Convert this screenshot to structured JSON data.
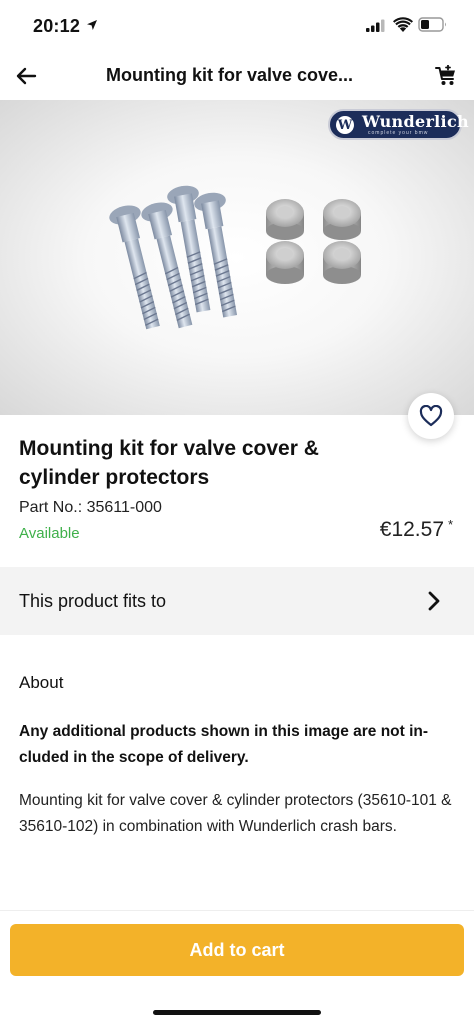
{
  "status_bar": {
    "time": "20:12",
    "icons": [
      "location-arrow-icon",
      "cellular-signal-icon",
      "wifi-icon",
      "battery-icon"
    ]
  },
  "nav": {
    "back_icon": "arrow-left-icon",
    "title": "Mounting kit for valve cove...",
    "cart_icon": "shopping-cart-icon"
  },
  "product_image": {
    "brand_name": "Wunderlich",
    "brand_tagline": "complete your BMW",
    "brand_emblem_letter": "W",
    "brand_color": "#1c2d5a"
  },
  "product": {
    "title": "Mounting kit for valve cover & cylinder protectors",
    "part_no": "Part No.: 35611-000",
    "availability": "Available",
    "availability_color": "#3fb04a",
    "price": "€12.57",
    "price_asterisk": "*",
    "favorite_icon": "heart-outline-icon"
  },
  "fits": {
    "label": "This product fits to",
    "chevron_icon": "chevron-right-icon"
  },
  "about": {
    "heading": "About",
    "note": "Any additional products shown in this image are not in-cluded in the scope of delivery.",
    "description": "Mounting kit for valve cover & cylinder protectors (35610-101 & 35610-102) in combination with Wunderlich crash bars."
  },
  "cart_button": {
    "label": "Add to cart",
    "color": "#f3b229"
  }
}
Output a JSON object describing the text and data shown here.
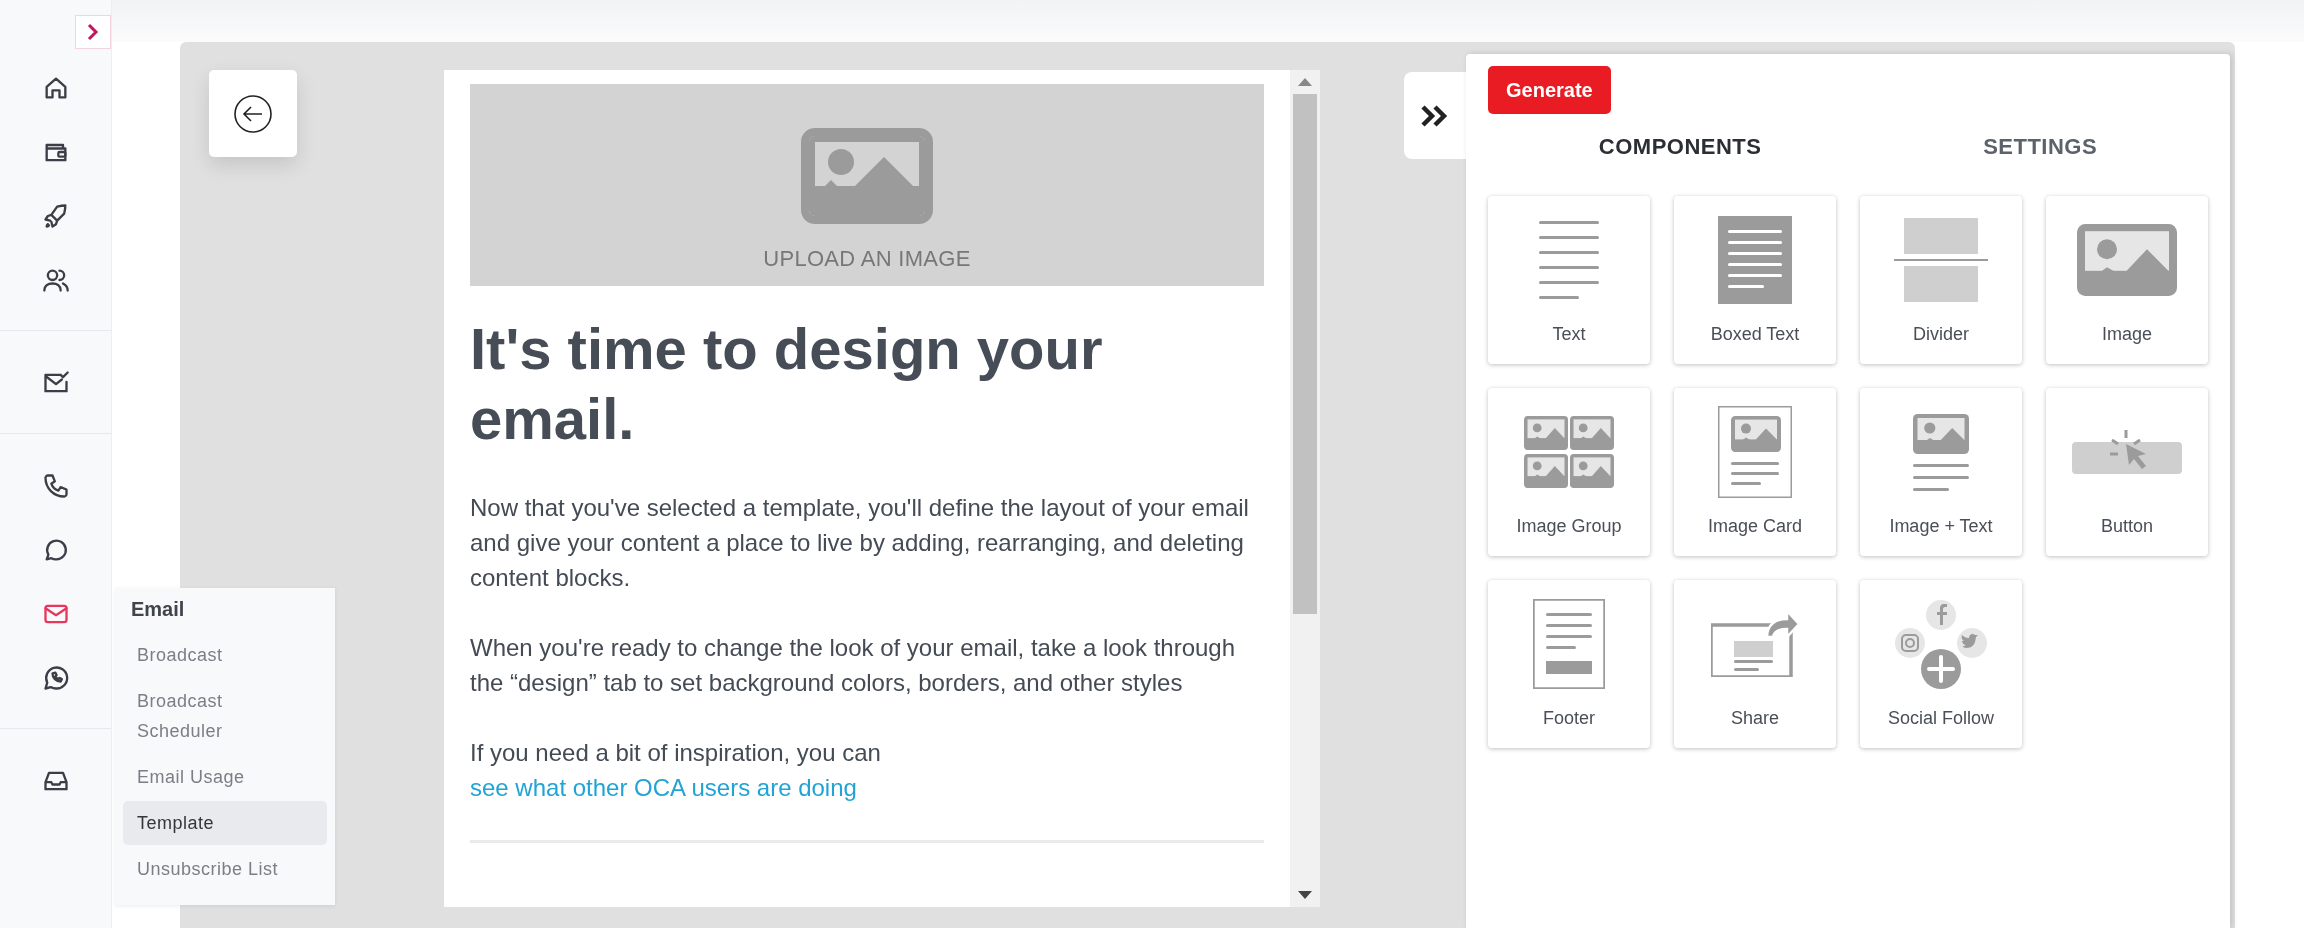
{
  "sidebar": {
    "groups": [
      {
        "items": [
          {
            "kind": "home",
            "selected": false
          },
          {
            "kind": "wallet",
            "selected": false
          },
          {
            "kind": "rocket",
            "selected": false
          },
          {
            "kind": "users",
            "selected": false
          }
        ]
      },
      {
        "items": [
          {
            "kind": "mail-check",
            "selected": false
          }
        ]
      },
      {
        "items": [
          {
            "kind": "phone",
            "selected": false
          },
          {
            "kind": "chat",
            "selected": false
          },
          {
            "kind": "mail",
            "selected": true
          },
          {
            "kind": "whatsapp",
            "selected": false
          }
        ]
      },
      {
        "items": [
          {
            "kind": "inbox",
            "selected": false
          }
        ]
      }
    ]
  },
  "flyout": {
    "title": "Email",
    "items": [
      {
        "label": "Broadcast",
        "selected": false
      },
      {
        "label": "Broadcast Scheduler",
        "selected": false
      },
      {
        "label": "Email Usage",
        "selected": false
      },
      {
        "label": "Template",
        "selected": true
      },
      {
        "label": "Unsubscribe List",
        "selected": false
      }
    ]
  },
  "editor": {
    "image_placeholder": "UPLOAD AN IMAGE",
    "heading": "It's time to design your email.",
    "paragraphs": [
      {
        "text": "Now that you've selected a template, you'll define the layout of your email and give your content a place to live by adding, rearranging, and deleting content blocks."
      },
      {
        "text": "When you're ready to change the look of your email, take a look through the “design” tab to set background colors, borders, and other styles"
      },
      {
        "text": "If you need a bit of inspiration, you can ",
        "link": "see what other OCA users are doing"
      }
    ]
  },
  "panel": {
    "generate": "Generate",
    "tabs": [
      {
        "label": "COMPONENTS",
        "selected": true
      },
      {
        "label": "SETTINGS",
        "selected": false
      }
    ],
    "components": [
      {
        "kind": "text",
        "label": "Text"
      },
      {
        "kind": "boxed-text",
        "label": "Boxed Text"
      },
      {
        "kind": "divider",
        "label": "Divider"
      },
      {
        "kind": "image",
        "label": "Image"
      },
      {
        "kind": "image-group",
        "label": "Image Group"
      },
      {
        "kind": "image-card",
        "label": "Image Card"
      },
      {
        "kind": "image-text",
        "label": "Image + Text"
      },
      {
        "kind": "button",
        "label": "Button"
      },
      {
        "kind": "footer",
        "label": "Footer"
      },
      {
        "kind": "share",
        "label": "Share"
      },
      {
        "kind": "social-follow",
        "label": "Social Follow"
      }
    ]
  }
}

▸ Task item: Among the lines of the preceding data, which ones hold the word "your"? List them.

▸ Task solution:
    "brand_tagline": "complete your BMW",
    "heading": "It's time to design your email.",
        "text": "Now that you've selected a template, you'll define the layout of your email and give your content a place to live by adding, rearranging, and deleting content blocks."
        "text": "When you're ready to change the look of your email, take a look through the “design” tab to set background colors, borders, and other styles"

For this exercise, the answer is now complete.